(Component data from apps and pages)

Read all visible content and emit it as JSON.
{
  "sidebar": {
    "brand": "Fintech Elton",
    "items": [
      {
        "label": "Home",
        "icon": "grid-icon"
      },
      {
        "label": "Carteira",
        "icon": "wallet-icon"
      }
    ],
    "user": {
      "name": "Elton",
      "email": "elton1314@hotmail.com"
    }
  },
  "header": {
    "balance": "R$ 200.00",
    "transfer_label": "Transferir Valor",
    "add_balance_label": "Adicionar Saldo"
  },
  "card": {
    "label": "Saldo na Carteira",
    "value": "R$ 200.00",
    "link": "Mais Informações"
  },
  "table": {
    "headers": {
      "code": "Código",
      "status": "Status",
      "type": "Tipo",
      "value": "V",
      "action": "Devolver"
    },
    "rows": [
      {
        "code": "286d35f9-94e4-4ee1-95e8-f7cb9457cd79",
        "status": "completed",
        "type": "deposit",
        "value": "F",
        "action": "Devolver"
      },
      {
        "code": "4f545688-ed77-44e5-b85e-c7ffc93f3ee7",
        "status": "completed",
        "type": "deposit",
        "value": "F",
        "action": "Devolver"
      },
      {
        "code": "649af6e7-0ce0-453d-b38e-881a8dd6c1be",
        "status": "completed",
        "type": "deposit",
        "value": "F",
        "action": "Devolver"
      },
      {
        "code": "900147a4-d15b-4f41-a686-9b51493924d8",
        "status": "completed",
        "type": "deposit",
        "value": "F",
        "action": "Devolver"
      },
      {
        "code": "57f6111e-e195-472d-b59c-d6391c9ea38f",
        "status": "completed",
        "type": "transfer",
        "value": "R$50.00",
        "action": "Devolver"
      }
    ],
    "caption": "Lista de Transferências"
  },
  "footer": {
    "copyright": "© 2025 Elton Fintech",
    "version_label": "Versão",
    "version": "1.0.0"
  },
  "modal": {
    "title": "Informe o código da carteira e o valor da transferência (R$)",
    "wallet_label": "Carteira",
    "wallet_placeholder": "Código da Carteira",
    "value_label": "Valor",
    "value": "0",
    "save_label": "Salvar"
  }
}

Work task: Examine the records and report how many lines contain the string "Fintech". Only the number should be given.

Reply: 2